One that was far more interesting than the more successful homage that was to follow.

Agitprop with beats.
Trippy layers and textures.
A Monkees' cover.
Samples from the right, from the wrong, from Star Trek.

Funny drug, E.
The more they indulged the more commercial they sounded.
'Ebeneezer Goode'!
They must have been off their tits!

The Shamen - In Gorbachev We Trust (1989)

Sweet Young Thing
Raspberry Infundibulum
War Prayer
Adam Strange
Jesus Loves Amerika
In Gorbachev We Trust

Decent vinyl rip @320kbs
Shamanic beats here

Monday, 12 December 2011

With Ease

On their route to oblivion, the Bykers proceeded down the path made hip by Gibby and Jeff's away from the Butthole Surfers' Jackofficers' project.

The transition in sound is linear, moving from hip psychedelia to stretched out dancey electronica.

E became a big part of the mix: blissing out the edge, lushing up the production.
Gaye Bykers on Acid never sounded so progressive.

(Good for playing spot the sample.
The Osmonds, eh, who'd have thought....)

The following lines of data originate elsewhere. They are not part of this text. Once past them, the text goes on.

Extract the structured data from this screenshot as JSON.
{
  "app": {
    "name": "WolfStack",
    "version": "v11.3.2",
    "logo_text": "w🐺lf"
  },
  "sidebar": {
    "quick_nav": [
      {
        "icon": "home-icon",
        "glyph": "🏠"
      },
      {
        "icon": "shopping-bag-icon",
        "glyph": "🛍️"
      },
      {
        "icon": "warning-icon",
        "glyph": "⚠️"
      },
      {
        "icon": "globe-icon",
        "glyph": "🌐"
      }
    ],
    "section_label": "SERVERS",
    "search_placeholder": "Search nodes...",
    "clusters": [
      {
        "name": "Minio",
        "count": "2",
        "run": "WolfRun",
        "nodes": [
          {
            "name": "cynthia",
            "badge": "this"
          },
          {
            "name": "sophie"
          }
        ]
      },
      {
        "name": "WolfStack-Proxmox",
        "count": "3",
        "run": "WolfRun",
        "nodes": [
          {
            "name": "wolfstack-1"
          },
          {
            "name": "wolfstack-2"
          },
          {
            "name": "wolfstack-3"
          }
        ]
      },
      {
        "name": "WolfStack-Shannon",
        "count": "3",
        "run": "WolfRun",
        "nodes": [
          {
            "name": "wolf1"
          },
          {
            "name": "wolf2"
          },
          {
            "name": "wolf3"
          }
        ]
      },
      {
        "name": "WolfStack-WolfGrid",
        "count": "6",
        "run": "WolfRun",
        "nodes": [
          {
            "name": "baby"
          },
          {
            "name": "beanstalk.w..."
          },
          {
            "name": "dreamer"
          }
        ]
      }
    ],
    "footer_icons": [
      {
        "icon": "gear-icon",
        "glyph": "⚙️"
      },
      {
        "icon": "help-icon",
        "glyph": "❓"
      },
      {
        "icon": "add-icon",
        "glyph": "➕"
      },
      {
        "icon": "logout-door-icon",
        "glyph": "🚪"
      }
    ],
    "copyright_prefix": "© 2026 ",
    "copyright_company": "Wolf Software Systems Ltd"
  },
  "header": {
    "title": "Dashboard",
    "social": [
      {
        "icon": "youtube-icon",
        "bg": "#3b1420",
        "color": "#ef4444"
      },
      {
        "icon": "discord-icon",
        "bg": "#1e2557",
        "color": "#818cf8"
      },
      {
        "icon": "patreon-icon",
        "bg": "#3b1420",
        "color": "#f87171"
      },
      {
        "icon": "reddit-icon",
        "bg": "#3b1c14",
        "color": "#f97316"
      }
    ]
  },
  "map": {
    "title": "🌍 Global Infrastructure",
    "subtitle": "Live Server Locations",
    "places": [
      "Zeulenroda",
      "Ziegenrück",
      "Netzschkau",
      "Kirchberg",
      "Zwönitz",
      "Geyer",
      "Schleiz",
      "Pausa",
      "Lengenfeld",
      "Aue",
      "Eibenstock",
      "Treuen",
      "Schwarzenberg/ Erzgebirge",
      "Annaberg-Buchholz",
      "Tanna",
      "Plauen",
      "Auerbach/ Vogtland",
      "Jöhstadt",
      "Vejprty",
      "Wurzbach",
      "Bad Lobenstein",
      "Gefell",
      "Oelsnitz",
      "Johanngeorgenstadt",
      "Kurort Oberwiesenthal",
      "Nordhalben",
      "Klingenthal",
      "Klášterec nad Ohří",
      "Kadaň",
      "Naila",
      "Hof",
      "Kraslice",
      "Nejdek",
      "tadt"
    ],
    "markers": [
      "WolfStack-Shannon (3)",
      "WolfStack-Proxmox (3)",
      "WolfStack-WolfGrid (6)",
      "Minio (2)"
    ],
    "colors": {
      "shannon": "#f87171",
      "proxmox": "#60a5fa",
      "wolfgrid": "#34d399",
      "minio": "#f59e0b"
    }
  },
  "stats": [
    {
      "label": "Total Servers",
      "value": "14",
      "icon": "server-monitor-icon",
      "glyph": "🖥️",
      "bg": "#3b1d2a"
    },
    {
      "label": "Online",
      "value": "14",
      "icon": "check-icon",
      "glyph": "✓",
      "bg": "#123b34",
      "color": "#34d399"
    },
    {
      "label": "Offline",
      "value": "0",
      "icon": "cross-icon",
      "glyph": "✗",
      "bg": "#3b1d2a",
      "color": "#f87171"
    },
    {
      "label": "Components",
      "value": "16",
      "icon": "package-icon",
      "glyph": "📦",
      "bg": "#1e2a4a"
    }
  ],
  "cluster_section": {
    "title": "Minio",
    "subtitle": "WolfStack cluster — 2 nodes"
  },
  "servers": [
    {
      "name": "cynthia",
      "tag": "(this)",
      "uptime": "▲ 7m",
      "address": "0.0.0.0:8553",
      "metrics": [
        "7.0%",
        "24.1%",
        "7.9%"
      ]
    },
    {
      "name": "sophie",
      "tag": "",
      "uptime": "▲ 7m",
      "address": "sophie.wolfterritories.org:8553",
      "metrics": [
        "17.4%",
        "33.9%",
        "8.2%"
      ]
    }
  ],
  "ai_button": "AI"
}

Gaye Bykers on Acid - Pernicious Nonsense (1990)

Disinformation Rise & Shine
Flowered Up
Iguana Trifle
Killer Teens in New Orleans
Falling Fruit
Radiation/John Wayne Was a Fag

Delicious vinyl rip @320kbs
Tune in here

Tuesday, 6 December 2011

Four Stumps Good

To complete the set, here's Stump's debut e.p. release.
Their first utterances a twisted paean to subversive oddball Wilhelm Reich: orgone in sound.

As a whole, more proggy than their later post-punk releases, but the boy is always evident in the man.

Stump - Mud on a Colon (1986)

Orgasm Way
Ice the Levant
Grab Hands

CD rip to mp3s
Irrigation here

Sunday, 4 December 2011


They were responsible for the most curious noise were Stump; so many notes, slithering, tumbling, writhing in an aural soup all visceral and sloppy.
Whammy guitar notes conceived at the elbow; the rhythmic flick generating the pulse of bodhrán; synergistic bass notes risen from the flurry of fingers (meanwhile, Mick Lynch is desperate not to sound too much like Julian Cope, but the band help pull it off - Stump produced music way beyond the normal parameters of 'Progressive').

I've said what I know of Stump in my previous Quirk Out & Chaos post; mentioning that they were one of my favourite live bands of the time; that they were just as tight live as any of their studio products and that their career ended rather sadly due to record company pressure and the fact that they weren't prepared to turn into The Cure or something similar.

A Fierce Pancake was the band's only LP release, and it wasn't long after its release that Stump finished, turning up as separate halves on the 1989 Ed Barton tribute album Edward Not Edward.

It was all great fun while it lasted, and this album timelessly and effortlessly evokes the period.
A Fierce Pancake was a real devil to mix apparently - one can imagine - but the end result was well worth the struggle.
It's a shame a few more weren't sold.
But I for one am ever so pleased Stump stuck to their artistic principles; personally I think they were bloody genius.

Stump - A Fierce Pancake (1988)

Living it Down
In the Green
Roll the Bodies Over
Eager Bereaver
Charlton Heston
Doctor (A Visit to the)
Boggy Home

Excellent rip from cassette @320kbs
Get Fierce here